Posted: **Thu May 30, 2013 12:13 am**

After dabbling with CUDA and OpenCL, I have been drawn back to the more theoretical side of things. Been reading a lot about subdivision surfaces, about box splines and simplex splines ... experimented some more.

I stumbled on something interesting that might close a gap in our understanding of one particular subdivision algorithm, namely Kobbelt's sqrt(3) scheme. As you may know, all subdivision schemes generalize some bivariate spline basis to meshes of arbitrary topology. The only exception is the sqrt(3) scheme, which leads to a spline basis function that was previously unknown.

As it happens, there seems to be a gap between simplex splines and box splines, which are based on high dimensional analogues of tetrahedron and cube, respectively. High dimensional counterparts of octahedra ("orthoplexes") can cast shadows on lower dimensional spaces, too. And at least one such shadow of a four dimensional orthoplex looks suspiciously like a spline basis function:

This one is a piece-wise quadric, unlike the sqrt(3) basis, but it is based on a slightly exotic hexagonal grid, just like sqrt(3) subdivision.

Surprisingly, this construction of splines seems to have been overlooked so far in the literature. I dare not claim that I found something truly new, given the close relationship to simplex splines and box splines. But until prior art is unearthed, I am taking the freedom to christen this family of splines**Orthoplex Splines**.

They are no revolution, but the least they do is enable a bivariate quadric spline on a triangular grid. And I strongly suspect they can explain where sqrt(3) subdivision is coming from.

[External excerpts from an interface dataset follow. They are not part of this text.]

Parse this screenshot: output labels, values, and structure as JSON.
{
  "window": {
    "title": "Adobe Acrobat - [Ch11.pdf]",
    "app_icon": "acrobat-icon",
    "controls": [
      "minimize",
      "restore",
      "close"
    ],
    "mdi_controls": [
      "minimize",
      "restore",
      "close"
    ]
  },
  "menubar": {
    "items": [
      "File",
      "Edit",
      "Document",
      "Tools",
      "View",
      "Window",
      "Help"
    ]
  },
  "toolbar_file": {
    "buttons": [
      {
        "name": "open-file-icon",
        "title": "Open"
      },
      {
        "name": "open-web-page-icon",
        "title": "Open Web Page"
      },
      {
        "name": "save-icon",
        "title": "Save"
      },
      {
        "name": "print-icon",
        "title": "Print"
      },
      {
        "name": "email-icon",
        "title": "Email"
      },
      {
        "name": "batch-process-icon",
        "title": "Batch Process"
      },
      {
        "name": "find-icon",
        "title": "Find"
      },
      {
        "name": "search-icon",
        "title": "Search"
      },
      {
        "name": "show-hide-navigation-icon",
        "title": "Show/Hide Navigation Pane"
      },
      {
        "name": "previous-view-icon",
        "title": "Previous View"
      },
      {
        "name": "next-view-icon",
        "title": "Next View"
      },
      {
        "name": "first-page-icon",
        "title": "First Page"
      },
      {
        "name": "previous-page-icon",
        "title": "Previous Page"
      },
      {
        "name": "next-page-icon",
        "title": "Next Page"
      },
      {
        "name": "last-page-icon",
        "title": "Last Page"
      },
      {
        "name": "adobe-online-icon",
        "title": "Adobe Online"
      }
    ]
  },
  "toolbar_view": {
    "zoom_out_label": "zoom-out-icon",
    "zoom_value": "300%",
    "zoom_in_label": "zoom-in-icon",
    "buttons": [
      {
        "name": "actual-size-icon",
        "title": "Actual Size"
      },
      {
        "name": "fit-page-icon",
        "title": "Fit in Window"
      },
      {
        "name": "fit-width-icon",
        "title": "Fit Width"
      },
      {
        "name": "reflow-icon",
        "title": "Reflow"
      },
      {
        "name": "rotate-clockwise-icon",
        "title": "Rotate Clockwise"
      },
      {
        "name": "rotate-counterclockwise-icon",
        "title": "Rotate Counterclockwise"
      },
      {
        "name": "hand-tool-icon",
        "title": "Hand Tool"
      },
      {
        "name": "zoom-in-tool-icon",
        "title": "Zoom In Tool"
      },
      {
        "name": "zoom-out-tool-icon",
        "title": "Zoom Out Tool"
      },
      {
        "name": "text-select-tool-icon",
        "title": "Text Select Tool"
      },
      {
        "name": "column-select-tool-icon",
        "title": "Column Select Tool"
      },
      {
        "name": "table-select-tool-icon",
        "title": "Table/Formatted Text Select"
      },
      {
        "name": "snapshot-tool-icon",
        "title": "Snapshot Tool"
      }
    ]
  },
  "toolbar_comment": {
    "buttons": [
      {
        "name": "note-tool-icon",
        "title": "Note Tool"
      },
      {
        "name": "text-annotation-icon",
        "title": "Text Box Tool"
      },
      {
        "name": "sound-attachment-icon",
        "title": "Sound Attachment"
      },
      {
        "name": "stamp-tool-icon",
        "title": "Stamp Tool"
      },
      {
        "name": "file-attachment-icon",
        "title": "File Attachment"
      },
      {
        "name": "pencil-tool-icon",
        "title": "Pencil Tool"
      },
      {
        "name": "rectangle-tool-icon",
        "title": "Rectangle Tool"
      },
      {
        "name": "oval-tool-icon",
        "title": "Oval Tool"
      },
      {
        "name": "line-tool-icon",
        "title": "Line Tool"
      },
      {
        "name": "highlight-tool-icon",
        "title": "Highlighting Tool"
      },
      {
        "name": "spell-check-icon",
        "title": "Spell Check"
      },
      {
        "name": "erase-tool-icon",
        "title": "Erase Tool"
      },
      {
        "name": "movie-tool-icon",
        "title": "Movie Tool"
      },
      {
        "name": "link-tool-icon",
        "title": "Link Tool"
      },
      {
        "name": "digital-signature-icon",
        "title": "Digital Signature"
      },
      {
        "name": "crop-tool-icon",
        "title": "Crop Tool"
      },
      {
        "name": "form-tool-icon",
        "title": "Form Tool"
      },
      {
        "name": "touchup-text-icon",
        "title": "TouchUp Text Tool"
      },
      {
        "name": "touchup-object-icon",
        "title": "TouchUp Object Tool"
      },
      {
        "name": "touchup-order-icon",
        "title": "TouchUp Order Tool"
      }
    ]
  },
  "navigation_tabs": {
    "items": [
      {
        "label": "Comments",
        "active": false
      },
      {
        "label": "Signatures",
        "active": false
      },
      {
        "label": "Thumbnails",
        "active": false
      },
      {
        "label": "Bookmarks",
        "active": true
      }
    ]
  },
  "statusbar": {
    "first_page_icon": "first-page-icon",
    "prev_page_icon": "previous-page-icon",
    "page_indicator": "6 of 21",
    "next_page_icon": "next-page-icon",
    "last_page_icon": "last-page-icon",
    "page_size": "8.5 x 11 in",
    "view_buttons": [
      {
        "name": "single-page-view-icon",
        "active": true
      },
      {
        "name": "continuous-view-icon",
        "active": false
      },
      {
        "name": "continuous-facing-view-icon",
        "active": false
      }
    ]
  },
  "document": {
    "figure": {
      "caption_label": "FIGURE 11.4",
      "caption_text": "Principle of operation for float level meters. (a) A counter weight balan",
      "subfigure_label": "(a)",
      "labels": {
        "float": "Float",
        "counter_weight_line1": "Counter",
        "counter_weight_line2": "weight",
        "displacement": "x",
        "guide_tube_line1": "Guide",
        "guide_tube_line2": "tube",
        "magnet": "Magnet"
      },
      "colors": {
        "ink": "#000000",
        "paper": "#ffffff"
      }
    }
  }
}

I realize that most of you posters here focus on rendering. But some of you might care for the modeling side, too. This find seemed interesting enough to bother you and share it.

I stumbled on something interesting that might close a gap in our understanding of one particular subdivision algorithm, namely Kobbelt's sqrt(3) scheme. As you may know, all subdivision schemes generalize some bivariate spline basis to meshes of arbitrary topology. The only exception is the sqrt(3) scheme, which leads to a spline basis function that was previously unknown.

As it happens, there seems to be a gap between simplex splines and box splines, which are based on high dimensional analogues of tetrahedron and cube, respectively. High dimensional counterparts of octahedra ("orthoplexes") can cast shadows on lower dimensional spaces, too. And at least one such shadow of a four dimensional orthoplex looks suspiciously like a spline basis function:

This one is a piece-wise quadric, unlike the sqrt(3) basis, but it is based on a slightly exotic hexagonal grid, just like sqrt(3) subdivision.

Surprisingly, this construction of splines seems to have been overlooked so far in the literature. I dare not claim that I found something truly new, given the close relationship to simplex splines and box splines. But until prior art is unearthed, I am taking the freedom to christen this family of splines

They are no revolution, but the least they do is enable a bivariate quadric spline on a triangular grid. And I strongly suspect they can explain where sqrt(3) subdivision is coming from.

I realize that most of you posters here focus on rendering. But some of you might care for the modeling side, too. This find seemed interesting enough to bother you and share it.

Posted: **Thu May 30, 2013 9:00 am**

I wish i knew more about surface modelling, but this sounds pretty cool to me..

Posted: **Thu May 30, 2013 10:40 am**

Yes, no problem et al with this kind of info on the forum.